Many companies and business associations here are only lukewarm over measures for businesses unveiled in this year's Budget.
Small and medium-sized enterprises (SMEs), in particular, had been hoping for more help in a tough economy but feel dissatisfied given the lack of support to ride out current headwinds.
The Singapore Business Federation (SBF) said it is "disappointed" with the lack of short-term measures for companies this year, given that rising business costs have been a persistent concern.
"For example, the deferment of foreign worker levy (increases) by one year for only the marine and process sectors should have been extended across other sectors which are still experiencing cost challenges," it said. "There is also an absence of measures on rental rebates for businesses in general."
SBF chief executive Ho Meng Kit told The Straits Times the latest measures - coming as industries, including oil and gas, retail, and food and beverage, remain heavily challenged - are simply "not enough", as survival remains a question for many companies.
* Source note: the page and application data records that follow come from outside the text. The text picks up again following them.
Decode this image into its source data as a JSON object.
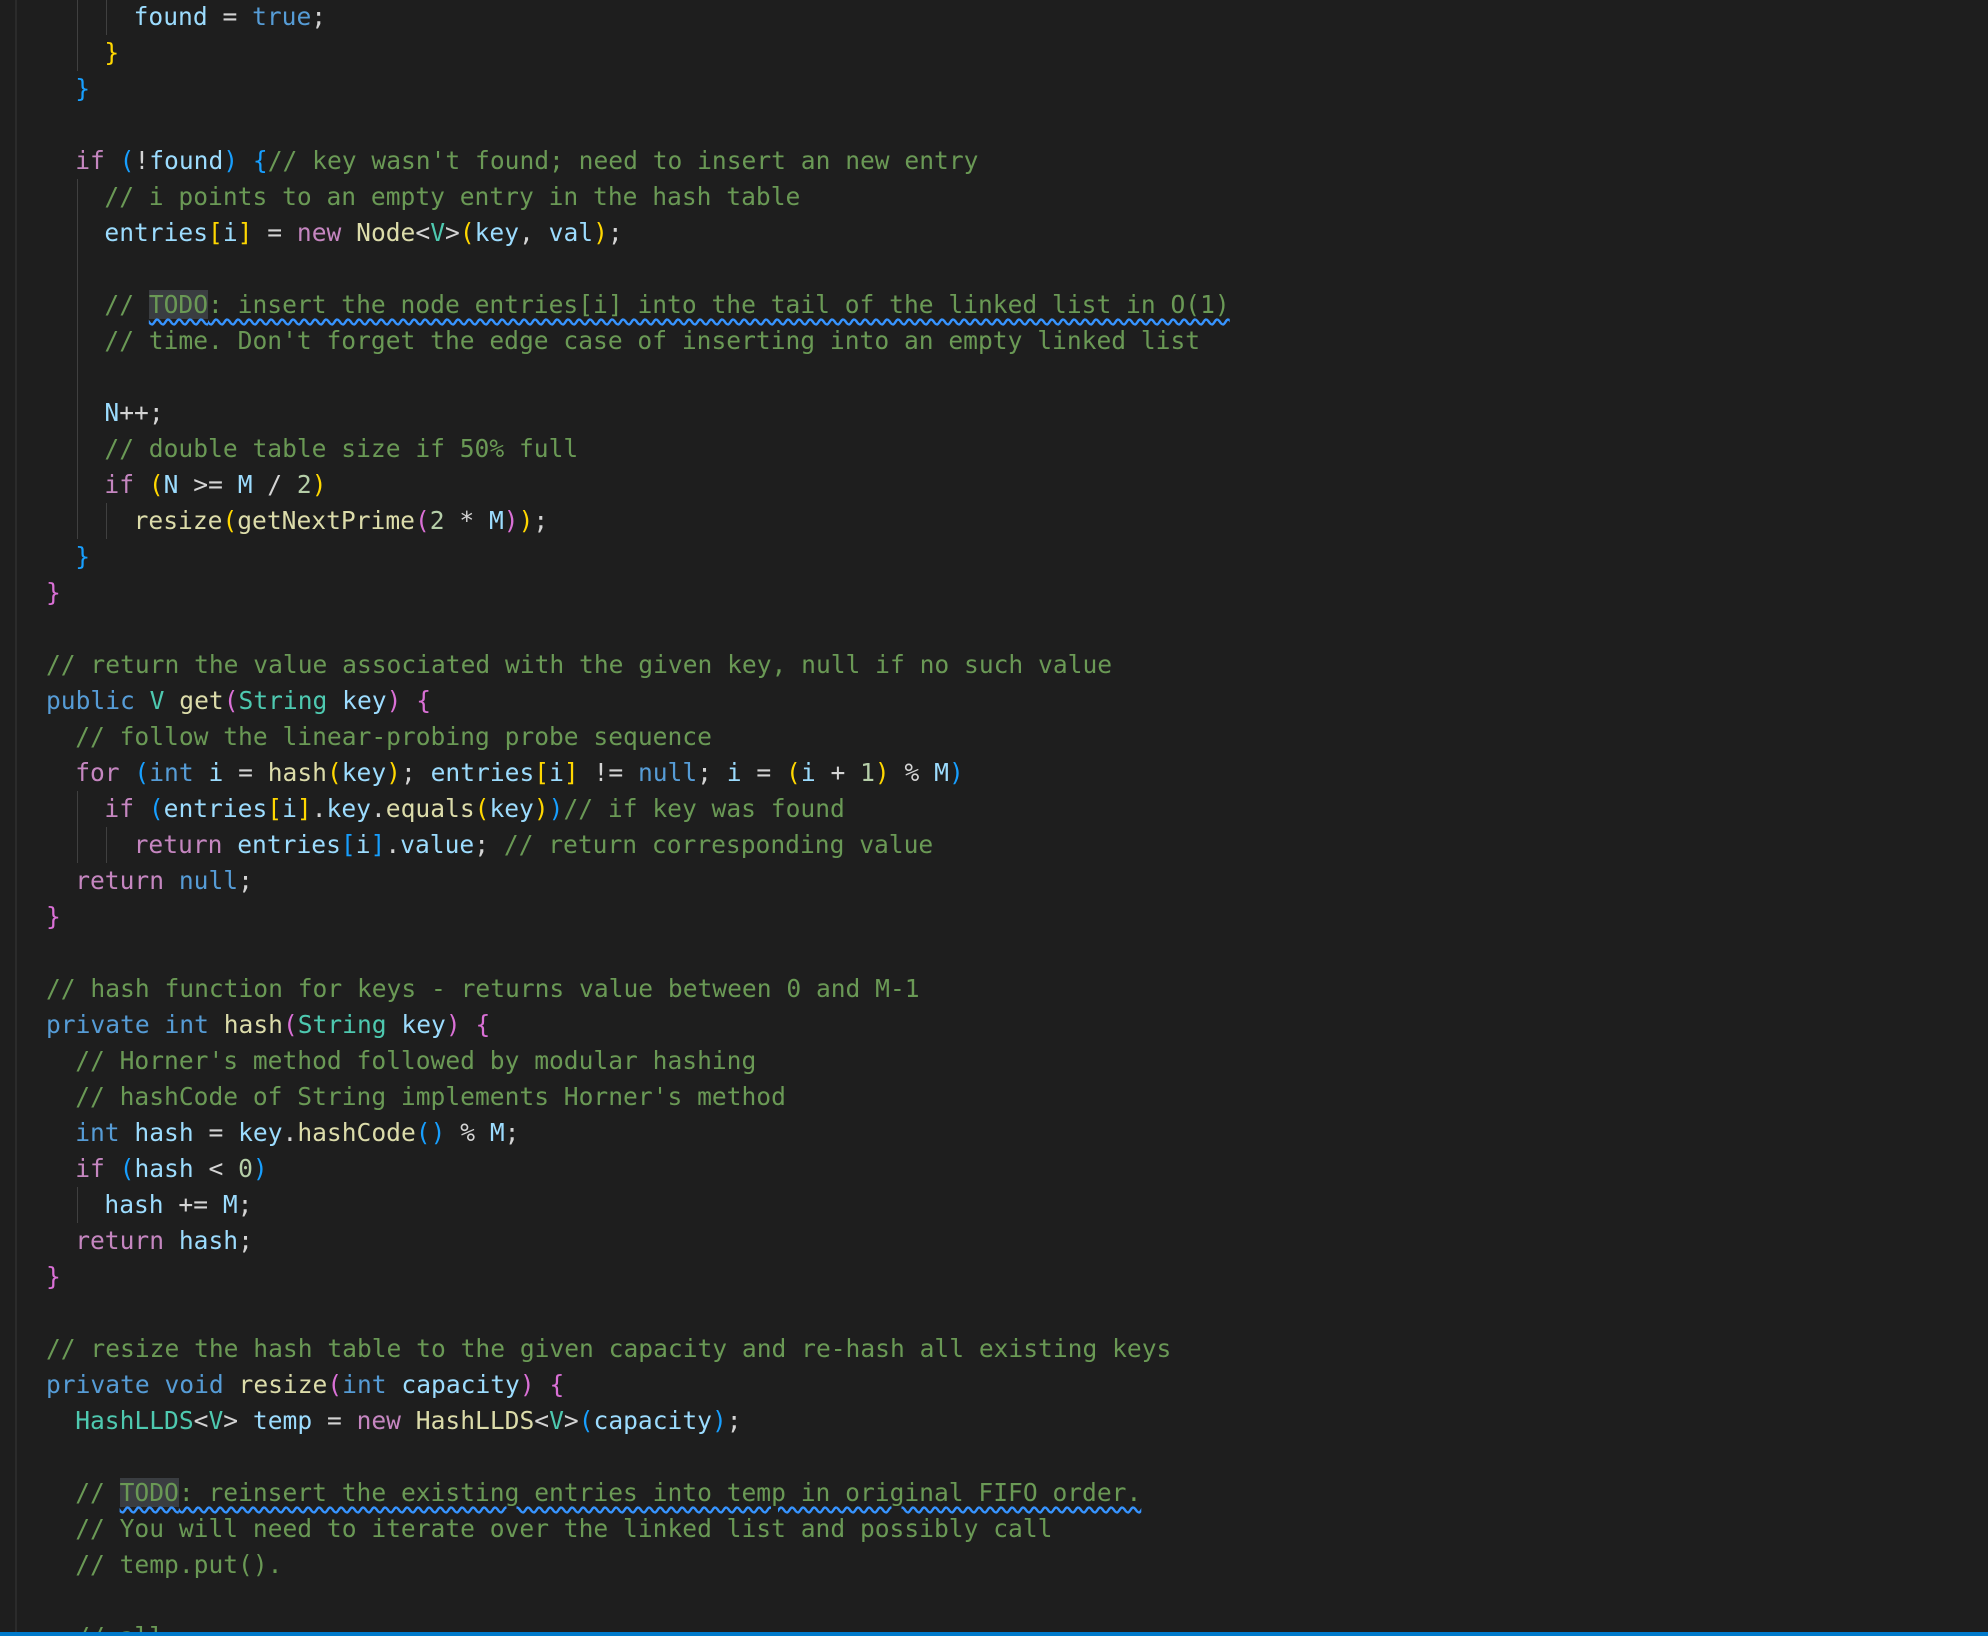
{
  "editor": {
    "language": "java",
    "colors": {
      "background": "#1e1e1e",
      "keyword": "#569cd6",
      "control": "#c586c0",
      "type": "#4ec9b0",
      "variable": "#9cdcfe",
      "function": "#dcdcaa",
      "number": "#b5cea8",
      "comment": "#6a9955",
      "bracket_gold": "#ffd700",
      "bracket_orchid": "#da70d6",
      "bracket_blue": "#179fff",
      "todo_squiggle": "#3794ff"
    },
    "lines": [
      {
        "indent": 3,
        "tokens": [
          [
            "found",
            "var"
          ],
          [
            " = ",
            "op"
          ],
          [
            "true",
            "kw"
          ],
          [
            ";",
            "op"
          ]
        ]
      },
      {
        "indent": 2,
        "tokens": [
          [
            "}",
            "b1"
          ]
        ]
      },
      {
        "indent": 1,
        "tokens": [
          [
            "}",
            "b3"
          ]
        ]
      },
      {
        "indent": 0,
        "tokens": []
      },
      {
        "indent": 1,
        "tokens": [
          [
            "if",
            "ctrl"
          ],
          [
            " ",
            "op"
          ],
          [
            "(",
            "b3"
          ],
          [
            "!",
            "op"
          ],
          [
            "found",
            "var"
          ],
          [
            ")",
            "b3"
          ],
          [
            " ",
            "op"
          ],
          [
            "{",
            "b3"
          ],
          [
            "// key wasn't found; need to insert an new entry",
            "cmt"
          ]
        ]
      },
      {
        "indent": 2,
        "tokens": [
          [
            "// i points to an empty entry in the hash table",
            "cmt"
          ]
        ]
      },
      {
        "indent": 2,
        "tokens": [
          [
            "entries",
            "var"
          ],
          [
            "[",
            "b1"
          ],
          [
            "i",
            "var"
          ],
          [
            "]",
            "b1"
          ],
          [
            " = ",
            "op"
          ],
          [
            "new",
            "ctrl"
          ],
          [
            " ",
            "op"
          ],
          [
            "Node",
            "fn"
          ],
          [
            "<",
            "op"
          ],
          [
            "V",
            "type"
          ],
          [
            ">",
            "op"
          ],
          [
            "(",
            "b1"
          ],
          [
            "key",
            "var"
          ],
          [
            ", ",
            "op"
          ],
          [
            "val",
            "var"
          ],
          [
            ")",
            "b1"
          ],
          [
            ";",
            "op"
          ]
        ]
      },
      {
        "indent": 2,
        "tokens": []
      },
      {
        "indent": 2,
        "tokens": [
          [
            "// ",
            "cmt"
          ],
          [
            "TODO",
            "todotag"
          ],
          [
            ": insert the node entries[i] into the tail of the linked list in O(1)",
            "todo"
          ]
        ]
      },
      {
        "indent": 2,
        "tokens": [
          [
            "// time. Don't forget the edge case of inserting into an empty linked list",
            "cmt"
          ]
        ]
      },
      {
        "indent": 2,
        "tokens": []
      },
      {
        "indent": 2,
        "tokens": [
          [
            "N",
            "var"
          ],
          [
            "++;",
            "op"
          ]
        ]
      },
      {
        "indent": 2,
        "tokens": [
          [
            "// double table size if 50% full",
            "cmt"
          ]
        ]
      },
      {
        "indent": 2,
        "tokens": [
          [
            "if",
            "ctrl"
          ],
          [
            " ",
            "op"
          ],
          [
            "(",
            "b1"
          ],
          [
            "N",
            "var"
          ],
          [
            " >= ",
            "op"
          ],
          [
            "M",
            "var"
          ],
          [
            " / ",
            "op"
          ],
          [
            "2",
            "num"
          ],
          [
            ")",
            "b1"
          ]
        ]
      },
      {
        "indent": 3,
        "tokens": [
          [
            "resize",
            "fn"
          ],
          [
            "(",
            "b1"
          ],
          [
            "getNextPrime",
            "fn"
          ],
          [
            "(",
            "b2"
          ],
          [
            "2",
            "num"
          ],
          [
            " * ",
            "op"
          ],
          [
            "M",
            "var"
          ],
          [
            ")",
            "b2"
          ],
          [
            ")",
            "b1"
          ],
          [
            ";",
            "op"
          ]
        ]
      },
      {
        "indent": 1,
        "tokens": [
          [
            "}",
            "b3"
          ]
        ]
      },
      {
        "indent": 0,
        "tokens": [
          [
            "}",
            "b2"
          ]
        ]
      },
      {
        "indent": 0,
        "tokens": []
      },
      {
        "indent": 0,
        "tokens": [
          [
            "// return the value associated with the given key, null if no such value",
            "cmt"
          ]
        ]
      },
      {
        "indent": 0,
        "tokens": [
          [
            "public",
            "kw"
          ],
          [
            " ",
            "op"
          ],
          [
            "V",
            "type"
          ],
          [
            " ",
            "op"
          ],
          [
            "get",
            "fn"
          ],
          [
            "(",
            "b2"
          ],
          [
            "String",
            "type"
          ],
          [
            " ",
            "op"
          ],
          [
            "key",
            "var"
          ],
          [
            ")",
            "b2"
          ],
          [
            " ",
            "op"
          ],
          [
            "{",
            "b2"
          ]
        ]
      },
      {
        "indent": 1,
        "tokens": [
          [
            "// follow the linear-probing probe sequence",
            "cmt"
          ]
        ]
      },
      {
        "indent": 1,
        "tokens": [
          [
            "for",
            "ctrl"
          ],
          [
            " ",
            "op"
          ],
          [
            "(",
            "b3"
          ],
          [
            "int",
            "kw"
          ],
          [
            " ",
            "op"
          ],
          [
            "i",
            "var"
          ],
          [
            " = ",
            "op"
          ],
          [
            "hash",
            "fn"
          ],
          [
            "(",
            "b1"
          ],
          [
            "key",
            "var"
          ],
          [
            ")",
            "b1"
          ],
          [
            "; ",
            "op"
          ],
          [
            "entries",
            "var"
          ],
          [
            "[",
            "b1"
          ],
          [
            "i",
            "var"
          ],
          [
            "]",
            "b1"
          ],
          [
            " != ",
            "op"
          ],
          [
            "null",
            "kw"
          ],
          [
            "; ",
            "op"
          ],
          [
            "i",
            "var"
          ],
          [
            " = ",
            "op"
          ],
          [
            "(",
            "b1"
          ],
          [
            "i",
            "var"
          ],
          [
            " + ",
            "op"
          ],
          [
            "1",
            "num"
          ],
          [
            ")",
            "b1"
          ],
          [
            " % ",
            "op"
          ],
          [
            "M",
            "var"
          ],
          [
            ")",
            "b3"
          ]
        ]
      },
      {
        "indent": 2,
        "tokens": [
          [
            "if",
            "ctrl"
          ],
          [
            " ",
            "op"
          ],
          [
            "(",
            "b3"
          ],
          [
            "entries",
            "var"
          ],
          [
            "[",
            "b1"
          ],
          [
            "i",
            "var"
          ],
          [
            "]",
            "b1"
          ],
          [
            ".",
            "op"
          ],
          [
            "key",
            "var"
          ],
          [
            ".",
            "op"
          ],
          [
            "equals",
            "fn"
          ],
          [
            "(",
            "b1"
          ],
          [
            "key",
            "var"
          ],
          [
            ")",
            "b1"
          ],
          [
            ")",
            "b3"
          ],
          [
            "// if key was found",
            "cmt"
          ]
        ]
      },
      {
        "indent": 3,
        "tokens": [
          [
            "return",
            "ctrl"
          ],
          [
            " ",
            "op"
          ],
          [
            "entries",
            "var"
          ],
          [
            "[",
            "b3"
          ],
          [
            "i",
            "var"
          ],
          [
            "]",
            "b3"
          ],
          [
            ".",
            "op"
          ],
          [
            "value",
            "var"
          ],
          [
            "; ",
            "op"
          ],
          [
            "// return corresponding value",
            "cmt"
          ]
        ]
      },
      {
        "indent": 1,
        "tokens": [
          [
            "return",
            "ctrl"
          ],
          [
            " ",
            "op"
          ],
          [
            "null",
            "kw"
          ],
          [
            ";",
            "op"
          ]
        ]
      },
      {
        "indent": 0,
        "tokens": [
          [
            "}",
            "b2"
          ]
        ]
      },
      {
        "indent": 0,
        "tokens": []
      },
      {
        "indent": 0,
        "tokens": [
          [
            "// hash function for keys - returns value between 0 and M-1",
            "cmt"
          ]
        ]
      },
      {
        "indent": 0,
        "tokens": [
          [
            "private",
            "kw"
          ],
          [
            " ",
            "op"
          ],
          [
            "int",
            "kw"
          ],
          [
            " ",
            "op"
          ],
          [
            "hash",
            "fn"
          ],
          [
            "(",
            "b2"
          ],
          [
            "String",
            "type"
          ],
          [
            " ",
            "op"
          ],
          [
            "key",
            "var"
          ],
          [
            ")",
            "b2"
          ],
          [
            " ",
            "op"
          ],
          [
            "{",
            "b2"
          ]
        ]
      },
      {
        "indent": 1,
        "tokens": [
          [
            "// Horner's method followed by modular hashing",
            "cmt"
          ]
        ]
      },
      {
        "indent": 1,
        "tokens": [
          [
            "// hashCode of String implements Horner's method",
            "cmt"
          ]
        ]
      },
      {
        "indent": 1,
        "tokens": [
          [
            "int",
            "kw"
          ],
          [
            " ",
            "op"
          ],
          [
            "hash",
            "var"
          ],
          [
            " = ",
            "op"
          ],
          [
            "key",
            "var"
          ],
          [
            ".",
            "op"
          ],
          [
            "hashCode",
            "fn"
          ],
          [
            "()",
            "b3"
          ],
          [
            " % ",
            "op"
          ],
          [
            "M",
            "var"
          ],
          [
            ";",
            "op"
          ]
        ]
      },
      {
        "indent": 1,
        "tokens": [
          [
            "if",
            "ctrl"
          ],
          [
            " ",
            "op"
          ],
          [
            "(",
            "b3"
          ],
          [
            "hash",
            "var"
          ],
          [
            " < ",
            "op"
          ],
          [
            "0",
            "num"
          ],
          [
            ")",
            "b3"
          ]
        ]
      },
      {
        "indent": 2,
        "tokens": [
          [
            "hash",
            "var"
          ],
          [
            " += ",
            "op"
          ],
          [
            "M",
            "var"
          ],
          [
            ";",
            "op"
          ]
        ]
      },
      {
        "indent": 1,
        "tokens": [
          [
            "return",
            "ctrl"
          ],
          [
            " ",
            "op"
          ],
          [
            "hash",
            "var"
          ],
          [
            ";",
            "op"
          ]
        ]
      },
      {
        "indent": 0,
        "tokens": [
          [
            "}",
            "b2"
          ]
        ]
      },
      {
        "indent": 0,
        "tokens": []
      },
      {
        "indent": 0,
        "tokens": [
          [
            "// resize the hash table to the given capacity and re-hash all existing keys",
            "cmt"
          ]
        ]
      },
      {
        "indent": 0,
        "tokens": [
          [
            "private",
            "kw"
          ],
          [
            " ",
            "op"
          ],
          [
            "void",
            "kw"
          ],
          [
            " ",
            "op"
          ],
          [
            "resize",
            "fn"
          ],
          [
            "(",
            "b2"
          ],
          [
            "int",
            "kw"
          ],
          [
            " ",
            "op"
          ],
          [
            "capacity",
            "var"
          ],
          [
            ")",
            "b2"
          ],
          [
            " ",
            "op"
          ],
          [
            "{",
            "b2"
          ]
        ]
      },
      {
        "indent": 1,
        "tokens": [
          [
            "HashLLDS",
            "type"
          ],
          [
            "<",
            "op"
          ],
          [
            "V",
            "type"
          ],
          [
            "> ",
            "op"
          ],
          [
            "temp",
            "var"
          ],
          [
            " = ",
            "op"
          ],
          [
            "new",
            "ctrl"
          ],
          [
            " ",
            "op"
          ],
          [
            "HashLLDS",
            "fn"
          ],
          [
            "<",
            "op"
          ],
          [
            "V",
            "type"
          ],
          [
            ">",
            "op"
          ],
          [
            "(",
            "b3"
          ],
          [
            "capacity",
            "var"
          ],
          [
            ")",
            "b3"
          ],
          [
            ";",
            "op"
          ]
        ]
      },
      {
        "indent": 1,
        "tokens": []
      },
      {
        "indent": 1,
        "tokens": [
          [
            "// ",
            "cmt"
          ],
          [
            "TODO",
            "todotag"
          ],
          [
            ": reinsert the existing entries into temp in original FIFO order.",
            "todo"
          ]
        ]
      },
      {
        "indent": 1,
        "tokens": [
          [
            "// You will need to iterate over the linked list and possibly call",
            "cmt"
          ]
        ]
      },
      {
        "indent": 1,
        "tokens": [
          [
            "// temp.put().",
            "cmt"
          ]
        ]
      },
      {
        "indent": 1,
        "tokens": []
      },
      {
        "indent": 1,
        "tokens": [
          [
            "// all",
            "cmt"
          ]
        ]
      }
    ]
  }
}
Rising business costs remains a major bugbear for many firms. Home-grown chemical company Tee Hai Chem expects its utilities bill to climb around 5 per cent due to higher tariffs, said executive director Han Koon Juan. While "manageable", it comes after business costs have grown by an average of 5 per cent annually over the past two to three years, he added.
The Government has said it will take steps to alleviate the problem of rising costs with measures such as the enhanced and extended corporate income tax rebate. But the move may benefit only those reporting corporate income in Singapore.
For 3D-printing firm EOS Singapore, for example, the rebate is unlikely to help much, said Mr Terence Oh, vice-president of Asia-Pacific operations. "In our current business dealings, customers are invoiced through our headquarters in Munich. As such, the profit registered here is minimal and the tax rebate would have minimal impact on our bottom line for the Singapore entity."
Still, the firm is converting its Singapore entity into its regional headquarters, which will allow it to better benefit from the tax rebate, he said.
Deloitte Singapore tax partner Ong Siok Peng noted it would have been more helpful to reintroduce the SME cash grant to help firms which are not tax-paying to cope with rising business costs.
DBS Bank economist Irvin Seah said it is understandable some sectors see the Budget as more muted than previous ones, given the lack of "a big key thrust" for firms. Still, he noted the Government's primary deficit is set to deepen to $5.62 billion this year, more than double last year's $2.72 billion - meaning it will be spending much more in the year ahead.
"What people have forgotten is that a lot of the help measures were put in place two to three years ago, and that they still remain in place. Singaporeans need to understand that we can't afford to have a 'big bang' Budget every year."
Recovery will come, added Mr Seah, citing the Republic's strong 2.9 per cent uptick in gross domestic product for the fourth quarter last year.
"Most of that growth was likely driven by the bigger players... It will take time, but the recovery will eventually spill over to our domestic companies."
That said, some firms are fairly upbeat. Mr Francis Koh, managing director and group chief executive of construction firm Koh Brothers Group, said the $700 million in public infrastructure projects to be brought forward will be an industry impetus.
And while foreign worker levies are set to rise this year, the firm is confident this will not have a major impact on the business, given technology initiatives it has put in place to cut reliance on manpower.
•Additional reporting by Lee Xin En